TASK ITEM:
Write out the data exactly, please, and omit the pictures.

###

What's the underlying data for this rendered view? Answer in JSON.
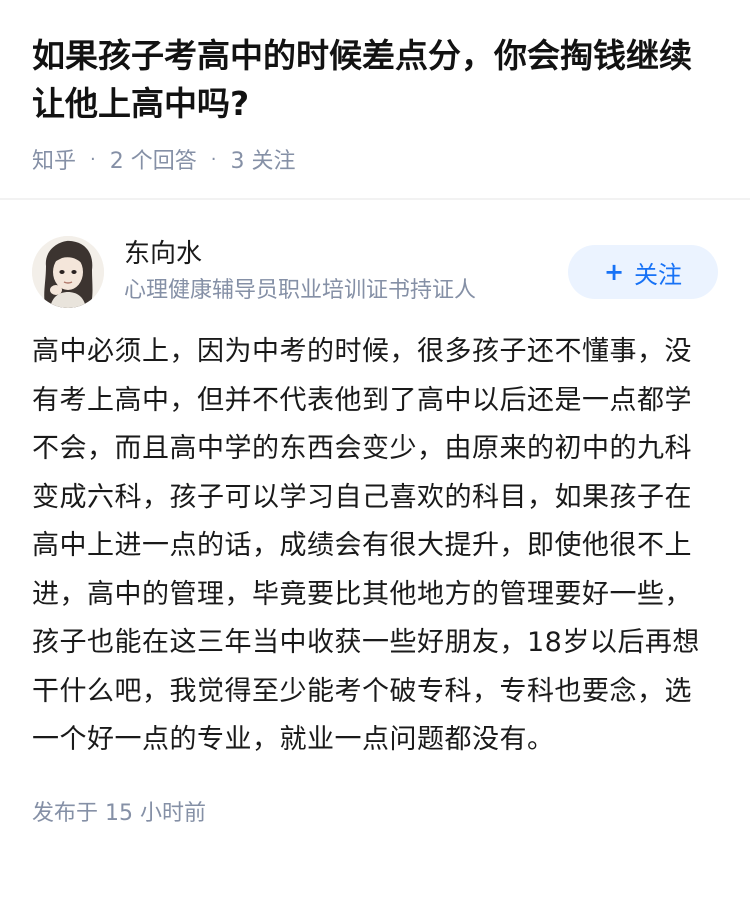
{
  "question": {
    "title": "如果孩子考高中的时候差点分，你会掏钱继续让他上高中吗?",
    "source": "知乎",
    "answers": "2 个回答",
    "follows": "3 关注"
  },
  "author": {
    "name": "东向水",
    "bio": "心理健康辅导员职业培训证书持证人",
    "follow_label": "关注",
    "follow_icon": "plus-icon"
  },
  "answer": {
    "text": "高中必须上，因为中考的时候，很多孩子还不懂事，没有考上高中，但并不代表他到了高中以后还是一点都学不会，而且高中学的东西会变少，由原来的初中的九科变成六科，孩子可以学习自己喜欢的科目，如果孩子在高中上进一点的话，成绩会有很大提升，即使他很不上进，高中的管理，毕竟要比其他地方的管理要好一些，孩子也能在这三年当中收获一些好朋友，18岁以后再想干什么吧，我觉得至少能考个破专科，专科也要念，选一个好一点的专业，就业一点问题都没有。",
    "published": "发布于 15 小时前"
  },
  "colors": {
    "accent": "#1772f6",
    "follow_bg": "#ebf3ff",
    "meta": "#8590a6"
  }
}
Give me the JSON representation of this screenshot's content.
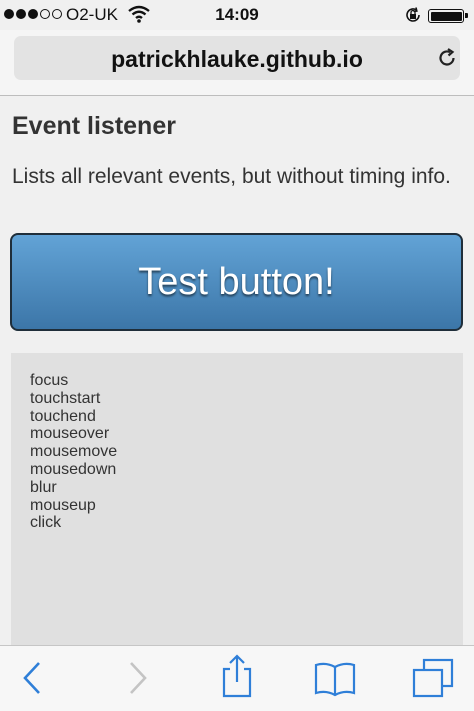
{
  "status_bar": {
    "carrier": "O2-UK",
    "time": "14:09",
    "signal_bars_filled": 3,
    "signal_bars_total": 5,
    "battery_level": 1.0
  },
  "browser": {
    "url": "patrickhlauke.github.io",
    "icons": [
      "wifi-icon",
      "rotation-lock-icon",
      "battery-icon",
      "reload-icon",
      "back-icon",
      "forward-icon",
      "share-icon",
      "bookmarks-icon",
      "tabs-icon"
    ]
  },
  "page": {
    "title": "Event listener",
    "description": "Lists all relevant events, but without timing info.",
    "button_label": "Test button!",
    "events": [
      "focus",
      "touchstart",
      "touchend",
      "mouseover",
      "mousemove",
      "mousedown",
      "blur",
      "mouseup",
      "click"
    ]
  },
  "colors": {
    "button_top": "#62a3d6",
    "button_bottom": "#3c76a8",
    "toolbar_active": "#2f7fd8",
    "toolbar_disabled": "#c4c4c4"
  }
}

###

THE ANSWER:
What's the underlying data for this rendered view? Answer in JSON.
{
  "question": {
    "title": "如果孩子考高中的时候差点分，你会掏钱继续让他上高中吗?",
    "source": "知乎",
    "answers": "2 个回答",
    "follows": "3 关注"
  },
  "author": {
    "name": "东向水",
    "bio": "心理健康辅导员职业培训证书持证人",
    "follow_label": "关注",
    "follow_icon": "plus-icon"
  },
  "answer": {
    "text": "高中必须上，因为中考的时候，很多孩子还不懂事，没有考上高中，但并不代表他到了高中以后还是一点都学不会，而且高中学的东西会变少，由原来的初中的九科变成六科，孩子可以学习自己喜欢的科目，如果孩子在高中上进一点的话，成绩会有很大提升，即使他很不上进，高中的管理，毕竟要比其他地方的管理要好一些，孩子也能在这三年当中收获一些好朋友，18岁以后再想干什么吧，我觉得至少能考个破专科，专科也要念，选一个好一点的专业，就业一点问题都没有。",
    "published": "发布于 15 小时前"
  },
  "colors": {
    "accent": "#1772f6",
    "follow_bg": "#ebf3ff",
    "meta": "#8590a6"
  }
}
Give me the JSON representation of this screenshot's content.
{
  "status_bar": {
    "carrier": "O2-UK",
    "time": "14:09",
    "signal_bars_filled": 3,
    "signal_bars_total": 5,
    "battery_level": 1.0
  },
  "browser": {
    "url": "patrickhlauke.github.io",
    "icons": [
      "wifi-icon",
      "rotation-lock-icon",
      "battery-icon",
      "reload-icon",
      "back-icon",
      "forward-icon",
      "share-icon",
      "bookmarks-icon",
      "tabs-icon"
    ]
  },
  "page": {
    "title": "Event listener",
    "description": "Lists all relevant events, but without timing info.",
    "button_label": "Test button!",
    "events": [
      "focus",
      "touchstart",
      "touchend",
      "mouseover",
      "mousemove",
      "mousedown",
      "blur",
      "mouseup",
      "click"
    ]
  },
  "colors": {
    "button_top": "#62a3d6",
    "button_bottom": "#3c76a8",
    "toolbar_active": "#2f7fd8",
    "toolbar_disabled": "#c4c4c4"
  }
}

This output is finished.